The soundbar is also useful for anchoring movie dialogue. What does this mean exactly? Because of its acoustic design, the soundbar can disperse movie audio equally throughout a small entertainment room so that any listener, regardless of their location, will experience the same audio quality as though they were centrally-positioned right in front of the television and its stereo speakers.
Soundbars also come in a variety of shapes and sizes, but they generally work well in small entertainment rooms. While you may think that you're sacrificing audio quality by investing in a soundbar, the fact is that a small apartment doesn't command such an elaborate audio setup to carry sound over long distances. For that reason, a soundbar is also a more cost-effective audio solution for your apartment than a conventional speaker system.
Setting The Bar High
The first thing one must consider when investing in a soundbar is the space in which it is to be installed. The size of your entertainment room will help you decide what type of soundbar configuration works best. For a large space, consider purchasing a soundbar that also includes a subwoofer component so that the audio is carried throughout the entire room.
If you have a lot of music stored on your mobile device, computer, or laptop and plan to use your soundbar to project music as well as film dialogue, then you definitely want the soundbar to have built-in Bluetooth connectivity for accessing your favorite tunes wirelessly.
Consider how and where you plan to place your soundbar. If your dresser already accommodates a large flat screen television, then you may want to shop for a soundbar that can be used as a pedestal for the television, while also keeping the sound centralized as you watch.
Pay attention to the input and output ports available on the soundbar so that you have ample freedom to connect HDMI cables and USB devices.

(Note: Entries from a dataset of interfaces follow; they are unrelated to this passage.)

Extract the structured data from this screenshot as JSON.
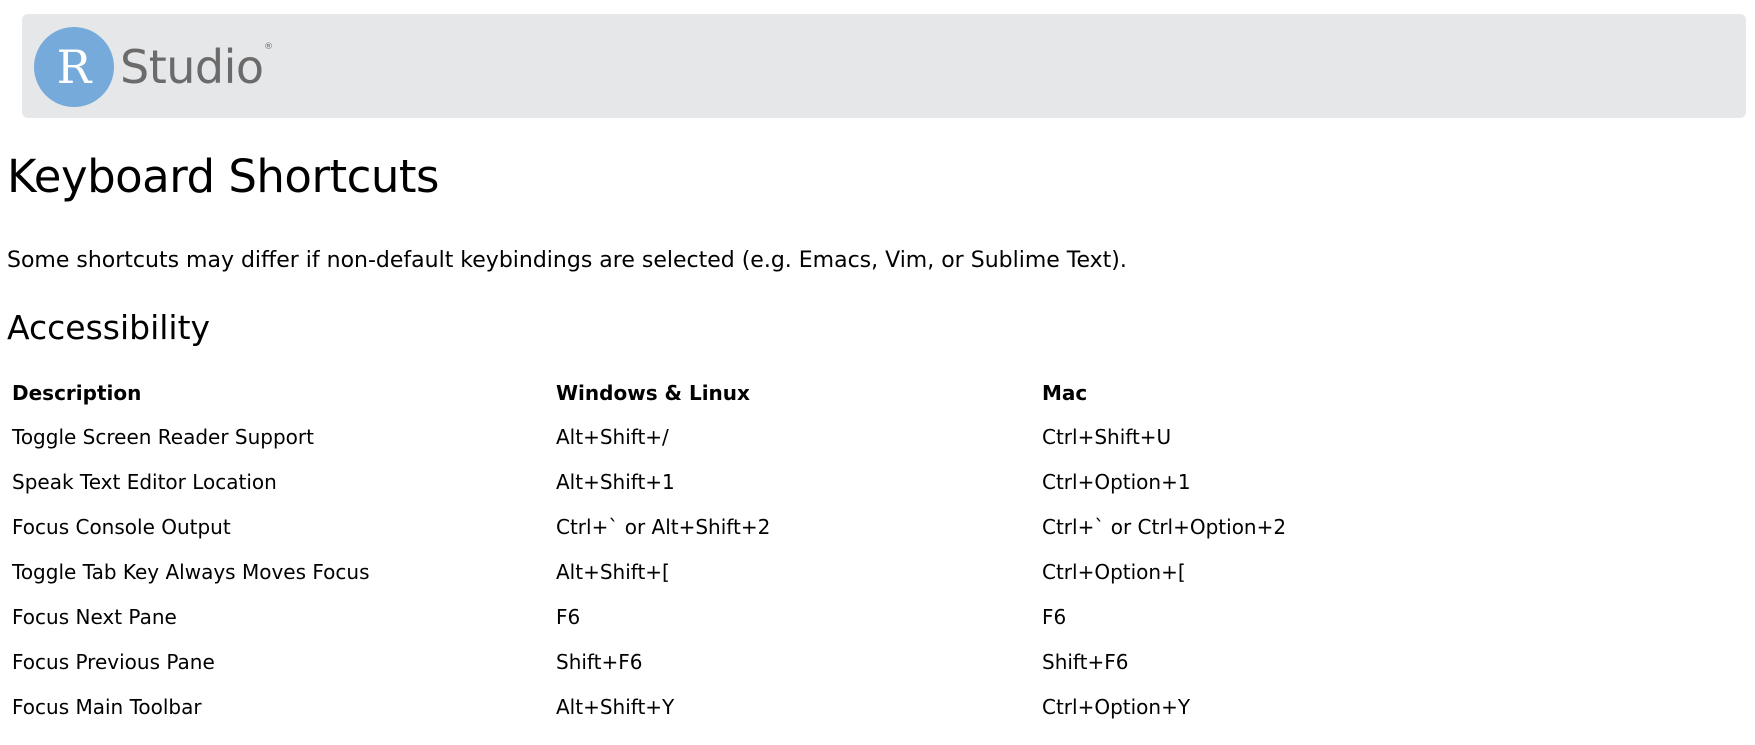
{
  "logo": {
    "letter": "R",
    "word": "Studio",
    "mark": "®"
  },
  "page": {
    "title": "Keyboard Shortcuts",
    "intro": "Some shortcuts may differ if non-default keybindings are selected (e.g. Emacs, Vim, or Sublime Text)."
  },
  "section": {
    "title": "Accessibility",
    "headers": {
      "description": "Description",
      "windows_linux": "Windows & Linux",
      "mac": "Mac"
    },
    "rows": [
      {
        "description": "Toggle Screen Reader Support",
        "windows_linux": "Alt+Shift+/",
        "mac": "Ctrl+Shift+U"
      },
      {
        "description": "Speak Text Editor Location",
        "windows_linux": "Alt+Shift+1",
        "mac": "Ctrl+Option+1"
      },
      {
        "description": "Focus Console Output",
        "windows_linux": "Ctrl+` or Alt+Shift+2",
        "mac": "Ctrl+` or Ctrl+Option+2"
      },
      {
        "description": "Toggle Tab Key Always Moves Focus",
        "windows_linux": "Alt+Shift+[",
        "mac": "Ctrl+Option+["
      },
      {
        "description": "Focus Next Pane",
        "windows_linux": "F6",
        "mac": "F6"
      },
      {
        "description": "Focus Previous Pane",
        "windows_linux": "Shift+F6",
        "mac": "Shift+F6"
      },
      {
        "description": "Focus Main Toolbar",
        "windows_linux": "Alt+Shift+Y",
        "mac": "Ctrl+Option+Y"
      }
    ]
  },
  "colors": {
    "header_bg": "#e6e7e9",
    "logo_circle": "#75aadb",
    "logo_text": "#6b6b6b"
  }
}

Finally, determine whether an active or passive soundbar setup is right for you. If easy installation and lack of wire clutter are what you're after, then an active soundbar would be the logical choice. However, if you prefer additional pairing options and don't mind a few wires, then a passive soundbar may work best.
Soundbar Technology Over Time
The very first soundbar and subwoofer system was developed by Altec-Lansing in 1998 called the Voice Of The Digital Theatre (also known as the ADA 106). This device used the company's side-firing technology to simulate surround sound from almost any direction. This invention served to eliminate the need for excessive wiring of multiple speakers to achieve the same result.
In 2002, Pioneer Electronics released the first digital sound projector that used a single-source speaker to deliver 5.1 channel surround sound audio.
The Yamaha YSP-1 digital sound projector won a Best of Show award in January 2005 at the Consumer Electronics Show. This device featured 40 small center drivers that were designed to control sound being reflected from walls of a room.
In June 2015, Denon released their HEOS HomeCinema system that came complete with a wireless subwoofer for producing crystal clear upper bass sound.
Today, soundbar development is also branching into the phased array technology space.